Material shown Block Start

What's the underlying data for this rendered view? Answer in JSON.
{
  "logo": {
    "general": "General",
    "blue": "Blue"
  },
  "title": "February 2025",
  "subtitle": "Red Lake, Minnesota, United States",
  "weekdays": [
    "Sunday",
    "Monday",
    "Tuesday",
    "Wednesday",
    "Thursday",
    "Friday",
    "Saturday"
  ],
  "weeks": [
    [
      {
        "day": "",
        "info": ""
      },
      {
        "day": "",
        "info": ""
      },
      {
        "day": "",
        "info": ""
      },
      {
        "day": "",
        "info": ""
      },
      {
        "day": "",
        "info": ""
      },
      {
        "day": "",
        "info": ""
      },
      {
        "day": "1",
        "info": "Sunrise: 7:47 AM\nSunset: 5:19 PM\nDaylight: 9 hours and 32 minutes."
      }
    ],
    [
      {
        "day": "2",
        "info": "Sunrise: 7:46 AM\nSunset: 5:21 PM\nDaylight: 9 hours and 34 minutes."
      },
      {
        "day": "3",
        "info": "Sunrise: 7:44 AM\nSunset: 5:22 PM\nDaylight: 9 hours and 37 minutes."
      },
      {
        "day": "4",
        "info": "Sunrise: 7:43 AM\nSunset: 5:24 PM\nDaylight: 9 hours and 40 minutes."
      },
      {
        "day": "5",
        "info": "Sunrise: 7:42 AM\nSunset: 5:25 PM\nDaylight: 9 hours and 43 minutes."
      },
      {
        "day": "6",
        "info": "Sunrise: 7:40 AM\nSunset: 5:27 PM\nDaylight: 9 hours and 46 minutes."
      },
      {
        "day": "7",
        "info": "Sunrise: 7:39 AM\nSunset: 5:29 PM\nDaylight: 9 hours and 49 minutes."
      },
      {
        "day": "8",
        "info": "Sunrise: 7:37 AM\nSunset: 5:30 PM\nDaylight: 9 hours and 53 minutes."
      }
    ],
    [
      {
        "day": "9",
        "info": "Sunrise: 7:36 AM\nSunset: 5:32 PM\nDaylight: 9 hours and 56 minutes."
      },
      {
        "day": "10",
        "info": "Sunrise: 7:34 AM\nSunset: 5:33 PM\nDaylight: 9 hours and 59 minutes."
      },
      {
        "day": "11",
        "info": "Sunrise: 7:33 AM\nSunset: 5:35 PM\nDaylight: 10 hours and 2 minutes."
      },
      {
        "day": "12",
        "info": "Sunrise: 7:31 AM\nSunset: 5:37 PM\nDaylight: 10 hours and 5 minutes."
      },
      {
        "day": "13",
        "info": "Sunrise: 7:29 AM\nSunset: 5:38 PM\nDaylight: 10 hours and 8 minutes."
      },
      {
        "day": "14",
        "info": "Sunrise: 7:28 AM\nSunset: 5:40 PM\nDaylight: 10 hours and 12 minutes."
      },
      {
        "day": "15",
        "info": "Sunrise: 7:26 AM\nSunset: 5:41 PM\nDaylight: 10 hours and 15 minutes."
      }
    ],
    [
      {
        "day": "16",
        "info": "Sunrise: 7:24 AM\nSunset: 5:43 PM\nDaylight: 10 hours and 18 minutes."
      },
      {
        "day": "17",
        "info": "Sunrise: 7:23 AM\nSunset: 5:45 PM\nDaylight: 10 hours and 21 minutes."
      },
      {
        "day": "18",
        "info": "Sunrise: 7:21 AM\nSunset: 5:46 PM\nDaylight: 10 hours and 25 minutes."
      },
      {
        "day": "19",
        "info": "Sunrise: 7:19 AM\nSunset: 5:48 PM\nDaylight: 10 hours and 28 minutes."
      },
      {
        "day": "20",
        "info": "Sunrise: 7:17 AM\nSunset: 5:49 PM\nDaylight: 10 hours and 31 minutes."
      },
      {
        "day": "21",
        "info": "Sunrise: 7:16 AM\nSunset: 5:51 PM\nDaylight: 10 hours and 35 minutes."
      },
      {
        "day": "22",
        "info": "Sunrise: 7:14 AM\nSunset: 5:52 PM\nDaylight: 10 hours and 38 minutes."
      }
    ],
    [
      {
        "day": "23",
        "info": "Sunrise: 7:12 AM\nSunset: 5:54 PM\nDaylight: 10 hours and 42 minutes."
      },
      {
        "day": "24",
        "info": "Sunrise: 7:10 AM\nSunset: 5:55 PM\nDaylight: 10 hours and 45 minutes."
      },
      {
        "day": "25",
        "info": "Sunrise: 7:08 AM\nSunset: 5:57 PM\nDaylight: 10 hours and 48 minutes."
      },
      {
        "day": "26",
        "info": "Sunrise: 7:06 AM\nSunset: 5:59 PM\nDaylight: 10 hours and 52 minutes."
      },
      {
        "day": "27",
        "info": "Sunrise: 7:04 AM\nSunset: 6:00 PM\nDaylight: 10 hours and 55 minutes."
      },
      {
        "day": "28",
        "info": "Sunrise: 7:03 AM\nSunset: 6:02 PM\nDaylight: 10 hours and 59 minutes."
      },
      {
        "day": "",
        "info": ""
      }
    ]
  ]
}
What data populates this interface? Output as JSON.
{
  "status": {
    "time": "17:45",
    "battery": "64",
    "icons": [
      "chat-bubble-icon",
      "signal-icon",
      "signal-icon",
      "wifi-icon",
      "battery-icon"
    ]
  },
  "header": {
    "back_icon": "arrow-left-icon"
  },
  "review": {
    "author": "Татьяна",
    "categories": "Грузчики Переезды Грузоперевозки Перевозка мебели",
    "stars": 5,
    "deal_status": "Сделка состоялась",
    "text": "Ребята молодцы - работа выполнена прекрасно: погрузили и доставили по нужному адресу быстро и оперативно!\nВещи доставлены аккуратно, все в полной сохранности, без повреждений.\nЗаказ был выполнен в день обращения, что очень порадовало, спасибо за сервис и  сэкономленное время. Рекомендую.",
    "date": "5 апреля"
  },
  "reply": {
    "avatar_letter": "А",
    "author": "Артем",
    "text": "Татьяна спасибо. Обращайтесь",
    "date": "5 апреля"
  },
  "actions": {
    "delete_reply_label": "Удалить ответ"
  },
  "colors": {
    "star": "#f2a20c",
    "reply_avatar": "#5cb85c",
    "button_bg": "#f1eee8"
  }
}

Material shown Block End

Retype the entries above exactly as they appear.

> [Task result]
What's the underlying data for this rendered view? Answer in JSON.
{
  "logo": {
    "general": "General",
    "blue": "Blue"
  },
  "title": "February 2025",
  "subtitle": "Red Lake, Minnesota, United States",
  "weekdays": [
    "Sunday",
    "Monday",
    "Tuesday",
    "Wednesday",
    "Thursday",
    "Friday",
    "Saturday"
  ],
  "weeks": [
    [
      {
        "day": "",
        "info": ""
      },
      {
        "day": "",
        "info": ""
      },
      {
        "day": "",
        "info": ""
      },
      {
        "day": "",
        "info": ""
      },
      {
        "day": "",
        "info": ""
      },
      {
        "day": "",
        "info": ""
      },
      {
        "day": "1",
        "info": "Sunrise: 7:47 AM\nSunset: 5:19 PM\nDaylight: 9 hours and 32 minutes."
      }
    ],
    [
      {
        "day": "2",
        "info": "Sunrise: 7:46 AM\nSunset: 5:21 PM\nDaylight: 9 hours and 34 minutes."
      },
      {
        "day": "3",
        "info": "Sunrise: 7:44 AM\nSunset: 5:22 PM\nDaylight: 9 hours and 37 minutes."
      },
      {
        "day": "4",
        "info": "Sunrise: 7:43 AM\nSunset: 5:24 PM\nDaylight: 9 hours and 40 minutes."
      },
      {
        "day": "5",
        "info": "Sunrise: 7:42 AM\nSunset: 5:25 PM\nDaylight: 9 hours and 43 minutes."
      },
      {
        "day": "6",
        "info": "Sunrise: 7:40 AM\nSunset: 5:27 PM\nDaylight: 9 hours and 46 minutes."
      },
      {
        "day": "7",
        "info": "Sunrise: 7:39 AM\nSunset: 5:29 PM\nDaylight: 9 hours and 49 minutes."
      },
      {
        "day": "8",
        "info": "Sunrise: 7:37 AM\nSunset: 5:30 PM\nDaylight: 9 hours and 53 minutes."
      }
    ],
    [
      {
        "day": "9",
        "info": "Sunrise: 7:36 AM\nSunset: 5:32 PM\nDaylight: 9 hours and 56 minutes."
      },
      {
        "day": "10",
        "info": "Sunrise: 7:34 AM\nSunset: 5:33 PM\nDaylight: 9 hours and 59 minutes."
      },
      {
        "day": "11",
        "info": "Sunrise: 7:33 AM\nSunset: 5:35 PM\nDaylight: 10 hours and 2 minutes."
      },
      {
        "day": "12",
        "info": "Sunrise: 7:31 AM\nSunset: 5:37 PM\nDaylight: 10 hours and 5 minutes."
      },
      {
        "day": "13",
        "info": "Sunrise: 7:29 AM\nSunset: 5:38 PM\nDaylight: 10 hours and 8 minutes."
      },
      {
        "day": "14",
        "info": "Sunrise: 7:28 AM\nSunset: 5:40 PM\nDaylight: 10 hours and 12 minutes."
      },
      {
        "day": "15",
        "info": "Sunrise: 7:26 AM\nSunset: 5:41 PM\nDaylight: 10 hours and 15 minutes."
      }
    ],
    [
      {
        "day": "16",
        "info": "Sunrise: 7:24 AM\nSunset: 5:43 PM\nDaylight: 10 hours and 18 minutes."
      },
      {
        "day": "17",
        "info": "Sunrise: 7:23 AM\nSunset: 5:45 PM\nDaylight: 10 hours and 21 minutes."
      },
      {
        "day": "18",
        "info": "Sunrise: 7:21 AM\nSunset: 5:46 PM\nDaylight: 10 hours and 25 minutes."
      },
      {
        "day": "19",
        "info": "Sunrise: 7:19 AM\nSunset: 5:48 PM\nDaylight: 10 hours and 28 minutes."
      },
      {
        "day": "20",
        "info": "Sunrise: 7:17 AM\nSunset: 5:49 PM\nDaylight: 10 hours and 31 minutes."
      },
      {
        "day": "21",
        "info": "Sunrise: 7:16 AM\nSunset: 5:51 PM\nDaylight: 10 hours and 35 minutes."
      },
      {
        "day": "22",
        "info": "Sunrise: 7:14 AM\nSunset: 5:52 PM\nDaylight: 10 hours and 38 minutes."
      }
    ],
    [
      {
        "day": "23",
        "info": "Sunrise: 7:12 AM\nSunset: 5:54 PM\nDaylight: 10 hours and 42 minutes."
      },
      {
        "day": "24",
        "info": "Sunrise: 7:10 AM\nSunset: 5:55 PM\nDaylight: 10 hours and 45 minutes."
      },
      {
        "day": "25",
        "info": "Sunrise: 7:08 AM\nSunset: 5:57 PM\nDaylight: 10 hours and 48 minutes."
      },
      {
        "day": "26",
        "info": "Sunrise: 7:06 AM\nSunset: 5:59 PM\nDaylight: 10 hours and 52 minutes."
      },
      {
        "day": "27",
        "info": "Sunrise: 7:04 AM\nSunset: 6:00 PM\nDaylight: 10 hours and 55 minutes."
      },
      {
        "day": "28",
        "info": "Sunrise: 7:03 AM\nSunset: 6:02 PM\nDaylight: 10 hours and 59 minutes."
      },
      {
        "day": "",
        "info": ""
      }
    ]
  ]
}
What data populates this interface? Output as JSON.
{
  "status": {
    "time": "17:45",
    "battery": "64",
    "icons": [
      "chat-bubble-icon",
      "signal-icon",
      "signal-icon",
      "wifi-icon",
      "battery-icon"
    ]
  },
  "header": {
    "back_icon": "arrow-left-icon"
  },
  "review": {
    "author": "Татьяна",
    "categories": "Грузчики Переезды Грузоперевозки Перевозка мебели",
    "stars": 5,
    "deal_status": "Сделка состоялась",
    "text": "Ребята молодцы - работа выполнена прекрасно: погрузили и доставили по нужному адресу быстро и оперативно!\nВещи доставлены аккуратно, все в полной сохранности, без повреждений.\nЗаказ был выполнен в день обращения, что очень порадовало, спасибо за сервис и  сэкономленное время. Рекомендую.",
    "date": "5 апреля"
  },
  "reply": {
    "avatar_letter": "А",
    "author": "Артем",
    "text": "Татьяна спасибо. Обращайтесь",
    "date": "5 апреля"
  },
  "actions": {
    "delete_reply_label": "Удалить ответ"
  },
  "colors": {
    "star": "#f2a20c",
    "reply_avatar": "#5cb85c",
    "button_bg": "#f1eee8"
  }
}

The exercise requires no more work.